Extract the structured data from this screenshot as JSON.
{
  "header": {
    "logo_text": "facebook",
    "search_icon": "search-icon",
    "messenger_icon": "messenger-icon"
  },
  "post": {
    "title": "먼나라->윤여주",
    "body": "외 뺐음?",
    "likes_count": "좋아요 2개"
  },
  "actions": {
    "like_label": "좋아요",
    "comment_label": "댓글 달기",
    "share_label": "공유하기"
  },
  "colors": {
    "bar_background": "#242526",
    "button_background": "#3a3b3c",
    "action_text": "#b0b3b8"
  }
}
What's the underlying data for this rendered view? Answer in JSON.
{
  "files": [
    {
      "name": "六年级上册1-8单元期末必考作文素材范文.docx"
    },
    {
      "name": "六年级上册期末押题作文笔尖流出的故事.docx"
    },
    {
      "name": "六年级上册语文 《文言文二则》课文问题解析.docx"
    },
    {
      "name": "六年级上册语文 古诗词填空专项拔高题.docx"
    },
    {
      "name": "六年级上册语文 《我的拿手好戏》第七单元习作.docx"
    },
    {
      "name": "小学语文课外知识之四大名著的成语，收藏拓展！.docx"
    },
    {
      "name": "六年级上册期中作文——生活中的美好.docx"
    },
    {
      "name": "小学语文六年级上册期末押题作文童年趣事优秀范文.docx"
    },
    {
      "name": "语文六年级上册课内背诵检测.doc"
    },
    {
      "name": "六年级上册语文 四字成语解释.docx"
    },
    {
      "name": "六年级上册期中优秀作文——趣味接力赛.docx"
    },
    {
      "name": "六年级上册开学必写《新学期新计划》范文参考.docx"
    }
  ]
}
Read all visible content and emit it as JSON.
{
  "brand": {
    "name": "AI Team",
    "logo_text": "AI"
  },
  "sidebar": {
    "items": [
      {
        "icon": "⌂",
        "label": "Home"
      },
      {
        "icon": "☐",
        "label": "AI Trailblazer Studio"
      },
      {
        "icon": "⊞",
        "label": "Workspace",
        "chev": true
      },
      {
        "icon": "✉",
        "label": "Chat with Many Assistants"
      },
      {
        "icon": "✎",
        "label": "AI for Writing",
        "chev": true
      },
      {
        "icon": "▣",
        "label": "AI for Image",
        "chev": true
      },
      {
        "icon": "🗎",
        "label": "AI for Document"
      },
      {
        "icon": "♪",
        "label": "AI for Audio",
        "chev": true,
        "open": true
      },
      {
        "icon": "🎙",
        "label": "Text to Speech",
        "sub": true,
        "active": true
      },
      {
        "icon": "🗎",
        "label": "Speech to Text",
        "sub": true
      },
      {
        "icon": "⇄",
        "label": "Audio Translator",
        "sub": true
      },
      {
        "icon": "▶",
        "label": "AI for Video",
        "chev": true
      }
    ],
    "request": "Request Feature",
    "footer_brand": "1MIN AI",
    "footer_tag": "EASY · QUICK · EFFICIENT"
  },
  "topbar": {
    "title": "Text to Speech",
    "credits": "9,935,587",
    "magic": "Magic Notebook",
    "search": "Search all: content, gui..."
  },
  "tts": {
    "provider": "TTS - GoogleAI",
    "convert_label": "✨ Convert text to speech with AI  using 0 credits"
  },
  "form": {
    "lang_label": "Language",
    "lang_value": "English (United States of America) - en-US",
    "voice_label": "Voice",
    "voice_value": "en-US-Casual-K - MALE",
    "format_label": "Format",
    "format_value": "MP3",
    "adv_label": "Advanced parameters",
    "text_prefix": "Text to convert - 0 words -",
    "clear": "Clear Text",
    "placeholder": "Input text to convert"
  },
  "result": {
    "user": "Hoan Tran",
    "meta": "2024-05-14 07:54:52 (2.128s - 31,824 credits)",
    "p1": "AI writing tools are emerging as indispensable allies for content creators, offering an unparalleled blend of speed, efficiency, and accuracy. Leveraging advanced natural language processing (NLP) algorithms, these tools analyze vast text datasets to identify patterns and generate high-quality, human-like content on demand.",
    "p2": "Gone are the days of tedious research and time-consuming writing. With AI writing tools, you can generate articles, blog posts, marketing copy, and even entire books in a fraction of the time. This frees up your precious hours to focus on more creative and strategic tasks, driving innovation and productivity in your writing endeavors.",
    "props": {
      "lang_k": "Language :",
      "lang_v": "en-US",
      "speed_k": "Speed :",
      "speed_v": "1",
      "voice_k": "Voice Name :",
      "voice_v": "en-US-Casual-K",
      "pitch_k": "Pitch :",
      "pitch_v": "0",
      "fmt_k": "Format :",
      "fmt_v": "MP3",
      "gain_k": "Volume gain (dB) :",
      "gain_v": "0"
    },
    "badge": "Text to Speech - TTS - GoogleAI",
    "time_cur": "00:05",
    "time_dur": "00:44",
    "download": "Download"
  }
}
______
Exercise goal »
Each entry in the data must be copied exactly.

Solved exercise »
Extract the structured data from this screenshot as JSON.
{
  "header": {
    "logo_text": "facebook",
    "search_icon": "search-icon",
    "messenger_icon": "messenger-icon"
  },
  "post": {
    "title": "먼나라->윤여주",
    "body": "외 뺐음?",
    "likes_count": "좋아요 2개"
  },
  "actions": {
    "like_label": "좋아요",
    "comment_label": "댓글 달기",
    "share_label": "공유하기"
  },
  "colors": {
    "bar_background": "#242526",
    "button_background": "#3a3b3c",
    "action_text": "#b0b3b8"
  }
}
What's the underlying data for this rendered view? Answer in JSON.
{
  "files": [
    {
      "name": "六年级上册1-8单元期末必考作文素材范文.docx"
    },
    {
      "name": "六年级上册期末押题作文笔尖流出的故事.docx"
    },
    {
      "name": "六年级上册语文 《文言文二则》课文问题解析.docx"
    },
    {
      "name": "六年级上册语文 古诗词填空专项拔高题.docx"
    },
    {
      "name": "六年级上册语文 《我的拿手好戏》第七单元习作.docx"
    },
    {
      "name": "小学语文课外知识之四大名著的成语，收藏拓展！.docx"
    },
    {
      "name": "六年级上册期中作文——生活中的美好.docx"
    },
    {
      "name": "小学语文六年级上册期末押题作文童年趣事优秀范文.docx"
    },
    {
      "name": "语文六年级上册课内背诵检测.doc"
    },
    {
      "name": "六年级上册语文 四字成语解释.docx"
    },
    {
      "name": "六年级上册期中优秀作文——趣味接力赛.docx"
    },
    {
      "name": "六年级上册开学必写《新学期新计划》范文参考.docx"
    }
  ]
}
Read all visible content and emit it as JSON.
{
  "brand": {
    "name": "AI Team",
    "logo_text": "AI"
  },
  "sidebar": {
    "items": [
      {
        "icon": "⌂",
        "label": "Home"
      },
      {
        "icon": "☐",
        "label": "AI Trailblazer Studio"
      },
      {
        "icon": "⊞",
        "label": "Workspace",
        "chev": true
      },
      {
        "icon": "✉",
        "label": "Chat with Many Assistants"
      },
      {
        "icon": "✎",
        "label": "AI for Writing",
        "chev": true
      },
      {
        "icon": "▣",
        "label": "AI for Image",
        "chev": true
      },
      {
        "icon": "🗎",
        "label": "AI for Document"
      },
      {
        "icon": "♪",
        "label": "AI for Audio",
        "chev": true,
        "open": true
      },
      {
        "icon": "🎙",
        "label": "Text to Speech",
        "sub": true,
        "active": true
      },
      {
        "icon": "🗎",
        "label": "Speech to Text",
        "sub": true
      },
      {
        "icon": "⇄",
        "label": "Audio Translator",
        "sub": true
      },
      {
        "icon": "▶",
        "label": "AI for Video",
        "chev": true
      }
    ],
    "request": "Request Feature",
    "footer_brand": "1MIN AI",
    "footer_tag": "EASY · QUICK · EFFICIENT"
  },
  "topbar": {
    "title": "Text to Speech",
    "credits": "9,935,587",
    "magic": "Magic Notebook",
    "search": "Search all: content, gui..."
  },
  "tts": {
    "provider": "TTS - GoogleAI",
    "convert_label": "✨ Convert text to speech with AI  using 0 credits"
  },
  "form": {
    "lang_label": "Language",
    "lang_value": "English (United States of America) - en-US",
    "voice_label": "Voice",
    "voice_value": "en-US-Casual-K - MALE",
    "format_label": "Format",
    "format_value": "MP3",
    "adv_label": "Advanced parameters",
    "text_prefix": "Text to convert - 0 words -",
    "clear": "Clear Text",
    "placeholder": "Input text to convert"
  },
  "result": {
    "user": "Hoan Tran",
    "meta": "2024-05-14 07:54:52 (2.128s - 31,824 credits)",
    "p1": "AI writing tools are emerging as indispensable allies for content creators, offering an unparalleled blend of speed, efficiency, and accuracy. Leveraging advanced natural language processing (NLP) algorithms, these tools analyze vast text datasets to identify patterns and generate high-quality, human-like content on demand.",
    "p2": "Gone are the days of tedious research and time-consuming writing. With AI writing tools, you can generate articles, blog posts, marketing copy, and even entire books in a fraction of the time. This frees up your precious hours to focus on more creative and strategic tasks, driving innovation and productivity in your writing endeavors.",
    "props": {
      "lang_k": "Language :",
      "lang_v": "en-US",
      "speed_k": "Speed :",
      "speed_v": "1",
      "voice_k": "Voice Name :",
      "voice_v": "en-US-Casual-K",
      "pitch_k": "Pitch :",
      "pitch_v": "0",
      "fmt_k": "Format :",
      "fmt_v": "MP3",
      "gain_k": "Volume gain (dB) :",
      "gain_v": "0"
    },
    "badge": "Text to Speech - TTS - GoogleAI",
    "time_cur": "00:05",
    "time_dur": "00:44",
    "download": "Download"
  }
}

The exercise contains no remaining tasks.